The president’s second front is, as ever, Big Labor. He also used his supposed recess power to appoint three members to the National Labor Relations Board. This will ensure that the NLRB will not lack for the necessary quorum to do the bidding of union bosses who, in turn, keep the campaign cash and direct-action services churning for the Democratic party. Obama was even more audacious on the NLRB appointees than on Cordray: He submitted two of the three names to the Senate on December 15, right on the eve of the recess that wasn’t a recess. There is not even a fig leaf of GOP obstructionism to complain about — the Senate was given no realistic opportunity to do background checks or hold committee hearings, much less hold an informed confirmation vote.
Again, however, Republicans have not even attempted to sound the alarm for folding up the NLRB, even after its unelected bureaucrats outrageously presumed to begin telling private businesses, like Boeing, where they would and would not be permitted to operate. The GOP is not making the overarching case for getting Americans out from under the statist thumb; they are saying they would apply the same thumb more benignly — by slow-walking enough confirmations, they figure the 2012 election will mean vacancies filled by Republican-preferred bureaucrats.
#page#That is to say, the GOP has already surrendered on the greater constitutional transgression: the transfer of power from the people to the administrative state. To take another example, remember the Independent Payment Advisory Board? Like CFPB birthed by Dodd-Frank, the IPAB is an unaccountable, authoritarian panel created by Obamacare. It will ration health care through price controls. As Stanley Kurtz recounted in National Review, when the democracy-dissing Orszag was still working for Obama, he crowed that the IPAB is “the largest yielding of sovereignty from the Congress since the creation of the Federal Reserve.” That is supposed to cheer us, since Congress has lower ratings than Keith Olbermann. But Orszag was wrong: Congress is not the sovereign; you are. It’s your control over your life that your representatives are yielding to cadres of “expert” technocrats at the IPAB, the CFPB, the NLRB, and the rest of the faceless bureaucracy that bends inevitably to the statists who create and sustain them — a bureaucracy that coerces our besieged private sector to shift trillions of dollars from the production of value to compliance costs.

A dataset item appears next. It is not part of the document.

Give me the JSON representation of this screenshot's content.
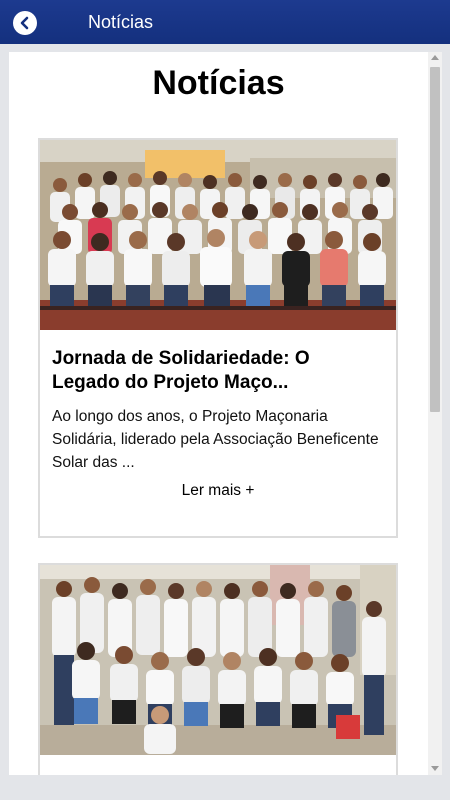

#ad#Republicans have accommodated themselves to that gross distortion of constitutional governance. Realizing this, President Obama calculates that the GOP will have little difficulty swallowing this latest, lesser indignity: He no longer deigns to consult them on the staffing of a sprawling, suffocating bureaucracy over whose control they’ve already abdicated. He has taken their measure. He knows that, after a few days of huffing, puffing, and reading the editorial pages, they’ll shrug their shoulders and move on — mumbling some drivel about how they only control one-half of one-third of the government (that would be the one-half of one-third without whose approval the beast could not be funded).
GOP frontrunner Mitt Romney’s biggest applause line is his promise to reverse Obamacare by executive proclamation: He’d unilaterally issue “waivers,” purportedly relieving states from compliance with congressional statutes — just as Obama has assumed the power to decide which businesses have to comply. That this is implausible — that it does nothing to repeal the law or stem the legally mandated flow of funds to Obamacare’s gigantic bureaucratic infrastructure — is a point for another day. For now, the point is that Congress is increasingly irrelevant; the Constitution for a self-determining people is increasingly irrelevant. Neither party seems to have much of a problem with that. All that matters is who gets to wield executive power and staff the administrative state. We’re becoming Tom Friedman’s fantasy — and we’re apt to find it suboptimal.